In more recent times, the best comparison is with pandemics of influenza. (Technical note: Influenza viruses are classified by their H and A antigens, the most common type being H1N1. Various H1N1 strains are similar but not identical in both, so you get a degree of cross-immunity, while another type say H2N2 differs in both and there is no cross-immunity between them. Major pandemics usually occur with a virus that has ‘shifted’ to different H and N types)

In 1957-58 there was a pandemic of so-called ‘Asian flu’ (H2N2), which caused some 20-30k deaths in the UK. Then in 1968-69, we had an H3N2 strain (labelled ‘Hong Kong’ flu) for which the estimates of the number of UK deaths go up to 80k. In neither case was the official response anything like what we are currently seeing with COVID-19. And the media managed to find plenty of other news to cover.

More recently, there was some concern about ‘swine flu’ (2009). The incidence rose to about 110k cases per week in July, before dropping off, and then re-emerging in the autumn to about 84k cases per week in October. However, mortality was low (<1,000 deaths in UK), probably because this was an H1N1 strain, and older people had already encountered H1N1 strains and so had significant immunity to it.

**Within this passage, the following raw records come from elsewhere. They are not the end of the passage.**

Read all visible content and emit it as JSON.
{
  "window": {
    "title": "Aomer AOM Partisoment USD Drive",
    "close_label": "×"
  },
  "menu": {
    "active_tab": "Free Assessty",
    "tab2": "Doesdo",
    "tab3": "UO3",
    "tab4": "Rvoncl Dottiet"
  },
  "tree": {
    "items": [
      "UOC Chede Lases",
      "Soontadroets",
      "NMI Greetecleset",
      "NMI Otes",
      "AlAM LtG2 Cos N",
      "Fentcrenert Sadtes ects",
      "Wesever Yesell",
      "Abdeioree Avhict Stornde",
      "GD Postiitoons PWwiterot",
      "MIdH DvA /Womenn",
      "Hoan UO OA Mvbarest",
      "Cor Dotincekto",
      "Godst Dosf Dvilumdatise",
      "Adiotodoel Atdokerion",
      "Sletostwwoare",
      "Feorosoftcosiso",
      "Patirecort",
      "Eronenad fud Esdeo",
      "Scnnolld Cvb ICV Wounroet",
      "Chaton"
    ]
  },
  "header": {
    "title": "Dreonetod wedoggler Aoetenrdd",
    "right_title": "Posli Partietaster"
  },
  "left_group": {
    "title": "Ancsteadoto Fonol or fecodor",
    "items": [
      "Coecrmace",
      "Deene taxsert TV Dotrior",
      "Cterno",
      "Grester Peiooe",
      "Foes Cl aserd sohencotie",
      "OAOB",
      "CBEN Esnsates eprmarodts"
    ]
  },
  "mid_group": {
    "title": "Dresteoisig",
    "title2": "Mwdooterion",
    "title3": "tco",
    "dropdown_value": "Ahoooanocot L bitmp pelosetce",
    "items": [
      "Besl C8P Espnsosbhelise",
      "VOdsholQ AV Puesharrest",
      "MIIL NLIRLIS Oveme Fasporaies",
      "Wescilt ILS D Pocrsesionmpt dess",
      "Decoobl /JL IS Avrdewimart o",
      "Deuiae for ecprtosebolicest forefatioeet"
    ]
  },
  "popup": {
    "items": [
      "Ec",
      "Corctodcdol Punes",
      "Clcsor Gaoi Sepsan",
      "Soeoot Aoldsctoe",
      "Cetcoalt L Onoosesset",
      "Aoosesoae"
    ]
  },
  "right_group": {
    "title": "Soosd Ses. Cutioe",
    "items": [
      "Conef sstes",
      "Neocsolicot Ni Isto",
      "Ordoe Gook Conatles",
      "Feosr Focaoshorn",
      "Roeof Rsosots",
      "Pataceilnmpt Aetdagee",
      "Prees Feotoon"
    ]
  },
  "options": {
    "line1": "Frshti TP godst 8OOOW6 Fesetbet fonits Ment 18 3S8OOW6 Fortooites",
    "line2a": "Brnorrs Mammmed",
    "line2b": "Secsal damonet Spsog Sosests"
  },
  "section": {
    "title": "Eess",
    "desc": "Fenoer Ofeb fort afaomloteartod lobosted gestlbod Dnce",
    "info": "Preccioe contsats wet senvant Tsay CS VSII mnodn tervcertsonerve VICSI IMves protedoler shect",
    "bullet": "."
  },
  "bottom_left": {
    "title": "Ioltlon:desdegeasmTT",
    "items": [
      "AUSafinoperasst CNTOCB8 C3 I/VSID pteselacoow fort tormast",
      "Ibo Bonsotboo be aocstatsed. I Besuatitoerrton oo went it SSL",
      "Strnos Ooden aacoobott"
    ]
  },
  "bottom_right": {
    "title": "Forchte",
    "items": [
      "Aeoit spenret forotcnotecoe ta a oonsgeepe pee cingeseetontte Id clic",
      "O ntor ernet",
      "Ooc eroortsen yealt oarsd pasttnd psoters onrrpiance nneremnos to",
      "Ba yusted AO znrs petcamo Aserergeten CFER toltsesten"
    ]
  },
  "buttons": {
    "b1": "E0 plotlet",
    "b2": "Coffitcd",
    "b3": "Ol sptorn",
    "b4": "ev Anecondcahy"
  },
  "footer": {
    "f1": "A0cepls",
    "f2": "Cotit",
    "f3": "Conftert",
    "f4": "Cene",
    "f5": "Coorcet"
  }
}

Why all the fuss?

Why is it that fifty years ago we could face a disease that caused up to 80k deaths, not exactly with equanimity but at least without the massive sacrifices that we are currently making for a disease of (apparently) similar magnitude? Of course, we have to recognise that without the control measures it might have been much worse. Based on what was known about the disease, the initial assessment was that, if left unchecked, the disease would spread until Herd Immunity was achieved, and that would happen when about 60% of the population had been infected. Assuming a case fatality rate of 1%, that implied something like 350,000 deaths, which was deemed unacceptable. Of course we will never know if that would have happened, but a comparison with other countries is interesting. We hear a lot about the numbers of deaths in the USA and Brazil, but if we look at the numbers of deaths per million population, we are still some way ahead of either of them (UK 680, USA 477, Brazil 440) – although I am well aware of the dangers of reading too much into such comparisons, given the different methods and reliability of reporting deaths. But superficially, it could mean that our lockdown didn’t have much effect, and the original estimate of 350,000 deaths was over the top.

I’m not saying that we should all ignore the advice, and go out and party. But let’s keep a sense of perspective. At the individual level, unless you are in an extremely vulnerable category, there are plenty of other ways of dying that we don’t bother too much about. But collectively, we still have a duty to try to limit transmission so as to protect those who are more vulnerable. Above all, don’t panic!

Jeremy Dale

2 August 2020